Dropbox has announced that it has reached a new milestone with it now having 500 million registered users. The company announced 100 million users in November 2012, 200 million a year later, and from then on it sped up and added more than 200 million users in just 13 months. The last 100 million users, i.e. to reach half a billion milestone, were added in less than 9 months.
The company says the numbers behind the expansion are global with users from across the world. Specifically Dropbox stated, that most consumer signups over the past nine months were from Brazil, India, UK, Germany and USA. It adds, that the same trend was seen for business users as well. Dropbox is based in the US but its user base makes it a global company as 75 percent of the company’s users are from outside the US.
Dropbox also shared that the service has reached another record as 3.3 billion connections were established amongst users over this time period, a 51 percent increase over the previous year. 44 percent of the new accounts were registered thanks to referrals from existing users who introduced their friends, family and colleagues to the cloud storage service.
When Dropbox reached 400 million users, it boasted that there were 50 countries around the world with more than 1 million Dropbox users each and that they were syncing 1.2 billion files every day, creating over 100,000 shared folders every hour, making 4,000 edits per second and using Dropbox at more than 8 million businesses. Dropbox has more than 150,000 paying customers including business users. These stats, however, were not updated though.
It is impressive to see that Dropbox adoption has increased again. When it launched in 2008, it had a head start but the competition much tougher nowadays as rival services are offering much more space with encryption, and that too without any cost. Much of its competition comes from Mega, Google Drive, Box and Microsoft’s OneDrive. Mega offers the best features and most space while Microsoft and Google have integrated services with their cloud services and have very deep pockets.
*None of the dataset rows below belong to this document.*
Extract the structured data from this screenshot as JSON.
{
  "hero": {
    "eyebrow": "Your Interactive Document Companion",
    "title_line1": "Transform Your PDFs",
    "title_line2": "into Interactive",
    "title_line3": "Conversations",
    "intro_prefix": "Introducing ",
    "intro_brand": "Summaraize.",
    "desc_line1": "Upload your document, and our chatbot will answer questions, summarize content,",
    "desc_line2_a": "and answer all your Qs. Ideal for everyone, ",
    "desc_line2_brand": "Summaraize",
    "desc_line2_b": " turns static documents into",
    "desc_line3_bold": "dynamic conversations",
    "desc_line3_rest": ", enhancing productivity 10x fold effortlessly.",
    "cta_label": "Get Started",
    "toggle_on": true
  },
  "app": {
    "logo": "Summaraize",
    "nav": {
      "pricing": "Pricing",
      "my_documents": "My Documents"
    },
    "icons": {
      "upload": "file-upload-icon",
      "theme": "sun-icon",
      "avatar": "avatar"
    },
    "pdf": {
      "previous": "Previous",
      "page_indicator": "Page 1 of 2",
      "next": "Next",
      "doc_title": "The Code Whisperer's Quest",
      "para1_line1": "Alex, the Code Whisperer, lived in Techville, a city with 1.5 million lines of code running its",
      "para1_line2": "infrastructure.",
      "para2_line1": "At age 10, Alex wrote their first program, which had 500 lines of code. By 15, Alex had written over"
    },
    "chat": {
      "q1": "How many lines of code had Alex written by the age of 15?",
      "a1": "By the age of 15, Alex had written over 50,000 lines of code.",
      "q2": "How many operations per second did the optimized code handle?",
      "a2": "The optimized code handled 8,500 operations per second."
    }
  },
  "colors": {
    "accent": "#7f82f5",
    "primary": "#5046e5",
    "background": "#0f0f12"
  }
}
Perhaps Dropbox’s strategy to partner with Microsoft across mobiles and web, experimentation with tools for Chrome, Windows and Mac without any partnerships has helped maintain user adoption even with such competition. In short, maybe it is just too mainstream and people like to use it. But there have been some questions regarding the company’s $10 billion valuation and it has failed to succeed with any new service other than file sharing. Dropbox definitely has a tough road ahead if it wants those registered users to regularly use the service.